Common ploy by hosts in the past has been to crack the final, critical issues in smaller groups of as few as five of the most relevant, affected or powerful countries
By Gerard Wynn in Paris
Climate talks in Paris may enter a new phase on Thursday, after all-night talks ended without further progress.
The French president of the talks, foreign minister Laurent Fabius, could now signal a change of tack, and take closer control.
The two-week Paris conference is meant to conclude on Friday with a new global agreement on climate change, to put in place a long-term process to cut and ultimately eliminate greenhouse gas emissions.
The three main outstanding bottlenecks are, first, how to share responsibility for tackling climate change between developed and developing countries, called “differentiation”.
Second, how to raise the necessary finance to build low-carbon infrastructure and protect more vulnerable nations; and third the overall ambition of the agreement, including a long-term goal.

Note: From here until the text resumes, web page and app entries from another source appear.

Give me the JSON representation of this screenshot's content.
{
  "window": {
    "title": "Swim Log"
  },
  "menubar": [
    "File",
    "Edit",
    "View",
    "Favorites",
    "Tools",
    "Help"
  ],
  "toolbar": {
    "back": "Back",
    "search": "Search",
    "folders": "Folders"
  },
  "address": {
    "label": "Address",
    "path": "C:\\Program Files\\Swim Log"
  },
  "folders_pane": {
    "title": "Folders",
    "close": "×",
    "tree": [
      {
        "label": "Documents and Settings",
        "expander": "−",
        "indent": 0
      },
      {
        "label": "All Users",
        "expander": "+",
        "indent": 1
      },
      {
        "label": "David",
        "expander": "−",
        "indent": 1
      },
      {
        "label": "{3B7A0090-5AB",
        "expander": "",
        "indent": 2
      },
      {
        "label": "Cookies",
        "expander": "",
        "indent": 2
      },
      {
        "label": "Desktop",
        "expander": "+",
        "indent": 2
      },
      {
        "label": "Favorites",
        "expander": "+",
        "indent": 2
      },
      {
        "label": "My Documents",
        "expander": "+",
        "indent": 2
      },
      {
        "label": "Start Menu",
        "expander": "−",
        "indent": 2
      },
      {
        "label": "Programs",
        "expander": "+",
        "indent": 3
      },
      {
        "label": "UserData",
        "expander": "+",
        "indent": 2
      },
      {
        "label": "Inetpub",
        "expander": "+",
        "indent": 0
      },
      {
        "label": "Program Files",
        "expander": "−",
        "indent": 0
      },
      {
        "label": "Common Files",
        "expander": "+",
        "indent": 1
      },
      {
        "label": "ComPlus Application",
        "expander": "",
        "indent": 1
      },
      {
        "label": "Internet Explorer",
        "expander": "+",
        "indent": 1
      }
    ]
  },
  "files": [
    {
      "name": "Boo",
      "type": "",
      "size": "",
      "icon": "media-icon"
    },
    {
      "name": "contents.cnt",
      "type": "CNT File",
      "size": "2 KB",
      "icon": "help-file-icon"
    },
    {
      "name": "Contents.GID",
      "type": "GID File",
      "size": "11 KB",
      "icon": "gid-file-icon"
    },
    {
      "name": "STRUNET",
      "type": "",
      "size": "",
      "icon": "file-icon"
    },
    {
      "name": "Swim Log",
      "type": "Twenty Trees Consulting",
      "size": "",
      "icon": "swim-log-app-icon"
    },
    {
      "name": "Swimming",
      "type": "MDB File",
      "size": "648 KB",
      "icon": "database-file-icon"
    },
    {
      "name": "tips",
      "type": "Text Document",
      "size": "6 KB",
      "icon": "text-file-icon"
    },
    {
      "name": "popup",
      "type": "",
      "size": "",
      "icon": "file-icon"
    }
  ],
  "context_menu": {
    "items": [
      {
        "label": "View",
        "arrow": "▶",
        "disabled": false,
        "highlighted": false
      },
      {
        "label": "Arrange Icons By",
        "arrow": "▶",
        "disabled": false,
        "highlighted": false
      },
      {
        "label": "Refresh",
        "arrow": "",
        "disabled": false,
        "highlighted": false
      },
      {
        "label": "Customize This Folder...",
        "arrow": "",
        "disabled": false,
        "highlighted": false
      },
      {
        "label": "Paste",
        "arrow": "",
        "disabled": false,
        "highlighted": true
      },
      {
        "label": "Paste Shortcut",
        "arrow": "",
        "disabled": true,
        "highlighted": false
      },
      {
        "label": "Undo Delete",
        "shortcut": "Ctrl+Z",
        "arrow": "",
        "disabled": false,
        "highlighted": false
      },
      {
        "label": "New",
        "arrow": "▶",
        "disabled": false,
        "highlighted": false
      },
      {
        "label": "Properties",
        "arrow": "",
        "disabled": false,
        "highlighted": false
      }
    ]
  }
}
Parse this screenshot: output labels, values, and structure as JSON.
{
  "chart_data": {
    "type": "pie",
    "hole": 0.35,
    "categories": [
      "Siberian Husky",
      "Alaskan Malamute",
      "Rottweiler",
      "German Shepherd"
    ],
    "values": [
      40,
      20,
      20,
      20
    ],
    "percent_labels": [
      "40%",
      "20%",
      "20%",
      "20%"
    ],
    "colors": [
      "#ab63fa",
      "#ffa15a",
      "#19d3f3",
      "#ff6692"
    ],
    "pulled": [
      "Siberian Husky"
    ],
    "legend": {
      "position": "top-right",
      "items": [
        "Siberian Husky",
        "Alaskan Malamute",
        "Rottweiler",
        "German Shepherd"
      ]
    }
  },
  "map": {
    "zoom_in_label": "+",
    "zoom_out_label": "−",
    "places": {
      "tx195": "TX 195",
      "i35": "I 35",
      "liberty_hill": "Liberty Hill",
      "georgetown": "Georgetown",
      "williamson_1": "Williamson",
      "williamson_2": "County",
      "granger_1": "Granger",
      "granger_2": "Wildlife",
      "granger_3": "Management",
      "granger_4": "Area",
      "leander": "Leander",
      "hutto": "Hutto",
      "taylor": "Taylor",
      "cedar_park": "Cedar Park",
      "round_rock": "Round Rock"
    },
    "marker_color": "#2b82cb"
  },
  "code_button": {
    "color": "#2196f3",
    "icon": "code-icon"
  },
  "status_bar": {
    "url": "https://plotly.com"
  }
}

The Paris talks are a result of four years of direct negotiations on this agreement, and more than two decades of global talks on climate change under the United Nations.
Past climate conferences have famously, repeatedly, gone to the wire.
A common ploy by national hosts in the past has been to crack the final, critical issues in smaller groups of as few as five of the most relevant, affected or powerful countries.
That is a risky approach, for sure, given that UN agreements are made by consensus: nations are suspicious of having decisions forced upon them.
Most famously, the last major conference in Copenhagen in 2009 collapsed after the Danish hosts sprang upon a bad-tempered summit a surprise text, which they had composed themselves.
However, the climate talks in Paris could not be more different: the French hosts have accumulated, thus far, unanimous praise and goodwill for their tact and diplomacy.
Fabius, president of the talks, may therefore be emboldened to convene, himself, smaller groups of countries to resolve the final sticking points, and push the conference to a final agreement.
Thus far this week, the talks have involved many or all nations, negotiating in separate sessions on the seven main aspects of a prospective agreement, with each session led by ministers from many different nations.
On Wednesday night, the talks divided in two, with up to 100 ministers negotiating directly with each other.
Given the lack of progress using that mass approach, the French hosts may now take control, and chair smaller groups of nations themselves, to clear the three main outstanding hurdles, on differentiation, finance and ambition.
That approach could help smooth differences, given that the three remaining problems are tangled, each depending on the other, and so may be best resolved by discussing in concert, rather than separately.
Such a new phase would be entirely in keeping with the process historically, rather than a cause for alarm, and given the harmonious atmosphere to date in Paris, could break the impasse.